Nothing particularly interesting here: the only decent app among these is Skype, and you'll probably never use the rest of them. Most notably, for those who do want to try out the VCast App Store - don't. Even the most simple functions are unbearably laggy and frustrating. Scrolling is somehow less smooth than literally any other app I've ever used. Fortunately, there are plenty of Xperia Play-optimized games available in the Android Market with more on the way, so you shouldn't have any reason to open this app, ever.
So, how is the gaming phone on actual games? For starters, a few games are already pre-loaded:
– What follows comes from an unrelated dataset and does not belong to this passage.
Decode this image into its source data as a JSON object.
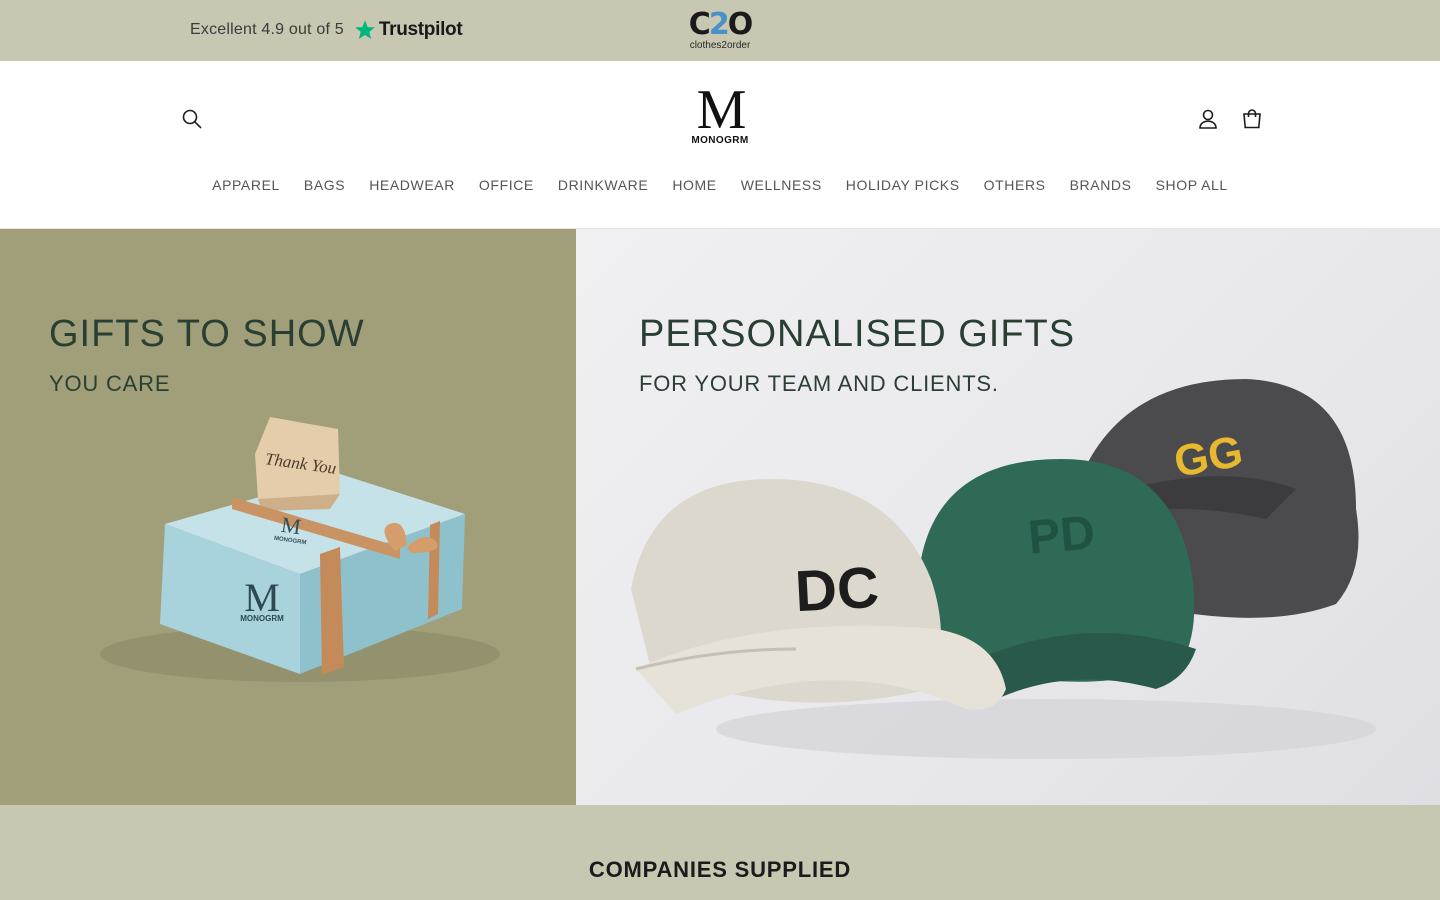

- Asphalt 6: Adrenaline: This isn't an all-new game, as it's been available for Android for a little while now, but on the Xperia Play gameplay changes significantly. Instead of using the accelerometer to change direction, you can use the D-pad or analog "stick," and the trigger buttons can be used to boost as opposed to touching the screen. To illustrate how big of a difference the Xperia Play's controls make in the gameplay, here are two videos displaying the same game on the Play and on the Nexus S:
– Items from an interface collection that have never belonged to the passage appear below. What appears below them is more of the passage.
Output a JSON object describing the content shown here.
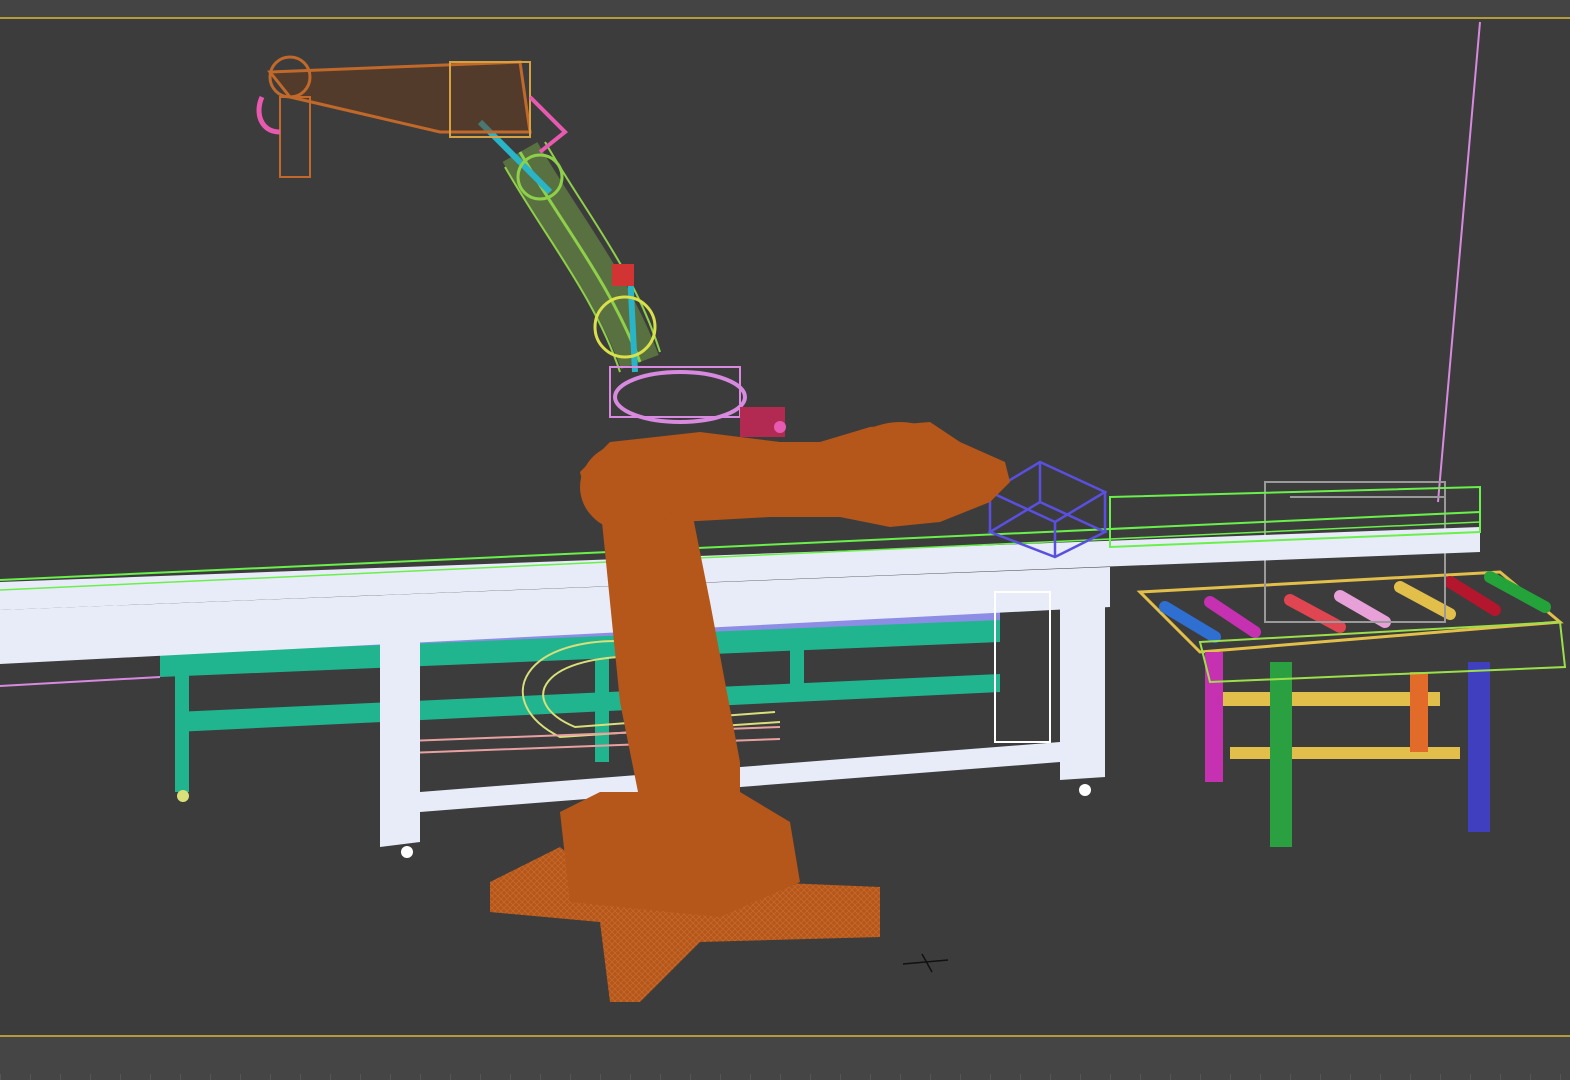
{
  "app": {
    "viewport_label": "",
    "colors": {
      "background": "#3c3c3c",
      "active_border": "#b59a3a",
      "robot_solid": "#b5561a",
      "robot_wire": "#c0692a",
      "conveyor_frame": "#e8ecf8",
      "table_frame": "#21b58f",
      "cable_chain": "#d9e07a",
      "light_line": "#d78adf",
      "target_box": "#5a50e0",
      "output_table": "#e2bf4a"
    }
  },
  "scene": {
    "objects": [
      "industrial-robot-solid",
      "industrial-robot-wireframe-pose",
      "linear-conveyor",
      "support-table",
      "cable-chain",
      "roller-output-table",
      "target-box-gizmo",
      "light-line"
    ]
  }
}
- Bruce Lee Dragon Warrior
- Madden NFL 11
- The Sims 3
- Star Battalion
- Crash Bandicoot: The only original PS1 game that is pre-loaded. More will be available soon in the Market (a few already are in Europe), though they've yet to announce any triple-A titles.
More games - mostly those made exclusively for the Play - are also available from the above mentioned VCast Apps Store, though you'll probably prefer looking on the Android Market. I also noticed that a few games I've bought in the past (such as Armageddon Squadron) have been updated with special support for the Xperia Play.
Right now, you won't find tons of Play-optimized games, but if you watched any E3 coverage you know that many more are on the way. In the meantime, however, you'll probably want to turn to a more legally-questionable way to access games: emulators. Of course, Sony doesn't want you to go that route, but anybody who owns an Xperia Play and doesn't use emulators is wasting the full potential of the device. I had a lot of fun with all sorts of emulators - not just PSX ones - and once you map the controls, they all seem tailor-made for the Play.
Make no doubt about it: while the Xperia Play is by no means a perfect device, it most certainly does not disappoint when it comes to gaming.
Using the Xperia Play has been quite a mixed bag before me. While it accomplishes its game-playing goal quite well, and the stock Android UI makes for a very smooth user experience, this is still a very hefty phone, and that is likely to put a lot of potential customers off.
It's hard to tell the target demographic here - hardcore mobile gamers will probably be more content just buying a PSP or waiting for the new PlayStation Vita, while everybody else will be tempted by thinner and lighter options in Verizon's line-up.
Ultimately, I would recommend this device to anyone who loves retro gaming, because emulators are really where this phone shines. As for games tailor-made for the Xperia Play, I don't see them as much of a reason to purchase this device, and the high quality of the gamepad just barely makes up for the heft and poor build quality overall.